"Pretty damn incredible"—the first words that Philadelphia Weekly's Brian Freedman chose to sum up the cuisine at Tashan. Philadelphia magazine's Trey Popp was also wowed by the restaurant's unique culinary balancing act, stating that the food was " …a potential minefield, but executive chef Sylva Senat dances through it without dropping much more than a teaspoon’s worth of his 51-spice arsenal." The Haitian-born chef—who was a James Beard Award semi-finalist in 2012 and 2013 and who is beloved by area food critics and his mother—certainly does his best to help Tashan redefine Philadelphia's Indian food scene.

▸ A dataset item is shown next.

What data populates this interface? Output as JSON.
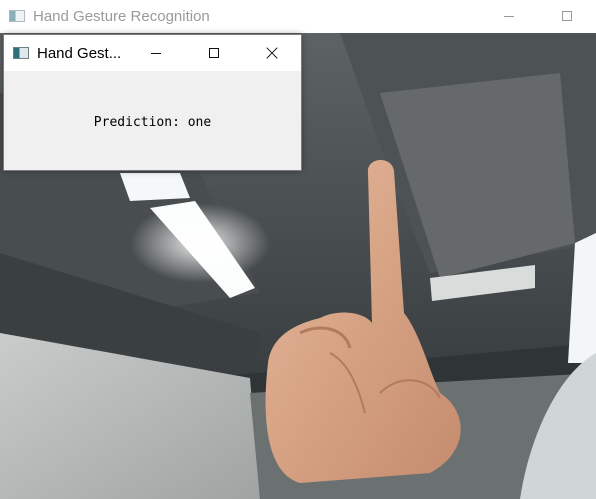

Drawing from extensive culinary experience—time spent in the kitchens of Trump Hotel Central Park and Buddakan—and traditional Indian cooking methods, chef Senat melds classically Indian flavors with culinary styles from around the globe. His small-plates-focused menus feature inventive takes on familiar dishes, such as organic chicken-vindaloo sausage, tandoori free-range butter chicken, and masala-dusted lobster. The food pairs well with cocktails that also incorporate Indian spices and fruits.
Though chef Senat's cuisine is the star, Tashan's decor has also garnered praise. Designed by New York-based architect and interior designer Winka Dubbeldam, the dining room surrounds visitors with tables made from hand-carved wood, as well as with statues and furnishings from India, Spain, and Mexico. Ebony wood takes on a subtle dark glow, and polished steel accents reflect the low, sensual lighting. The result is a physical space that, according to Brian Freedman, takes on an air of “crepuscular sexiness."
The masala maestros at Cafe Spice Express prepare an expansive and omnivorous menu of upscale Indian takeout. Rumbly tummies can be hushed by arsenal of appetizers, including a trio of potato-packed samosas ($4), boneless chili chicken ($7.50), and the yogurt-coated salmon of saloni machi ($8). The lamb madras marries the sweetness of coconut and tanginess of mustard ($13), and the shrimp vindaloo dips tiger prawns in a hot-and-spicy sauce ($14). Crop-based eats from the vegetarian menu include bhindi masala, a sautéed okra dish with julienned ginger and cumin ($9.95), and malai kofta, featuring vegetable dumplings steeped in cashew-almond gravy ($10.50) until as rich and tender as hug from Bill Gates.
Tiffin infuses drab dishes with a plethora of Indian spices imported straight from the subcontinent itself by peripatetic purveyors. Shrimp and chicken absorb flavors of orange and chile de arbol after a bathing in the mango-chile marinade ($10), and curry finds its savory soul mate in the complementing haldi turmeric powder ($5.59). Elaichi whole green cardamom ($6.59), a staple of Indian desserts, leaves its native India, bidding a tearful farewell to its ginger family in search of a starring role in pungent dishes. Customers can pick up dish dustings or have them delivered ($25 minimum) to their home, office, or underground solarium for no additional delivery charge.
Executive chef Vipul Bhasin brings more than 18 years of global cooking experience to Coriander. Eschewing many modern marvels of meal making, Bhasin cooks his cuisine with traditional Indian appliances such as the tandoor oven, the kadai cast-iron pot, and the Aishwarya Rai smoldering gaze in his one-man quest to put microwave repairmen out of work. This passion for tradition is reflected in Coriander's décor: adorning the brightly painted walls are handmade tapestries representing different regions of India, including an astonishingly lifelike one that resembles a parking lot outside an Indian restaurant (look closely and it almost seems to move). Patrons can also unfurl the bamboo blinds between each of the restaurant's booths for a stronger secret-sharing shield than stage whispering.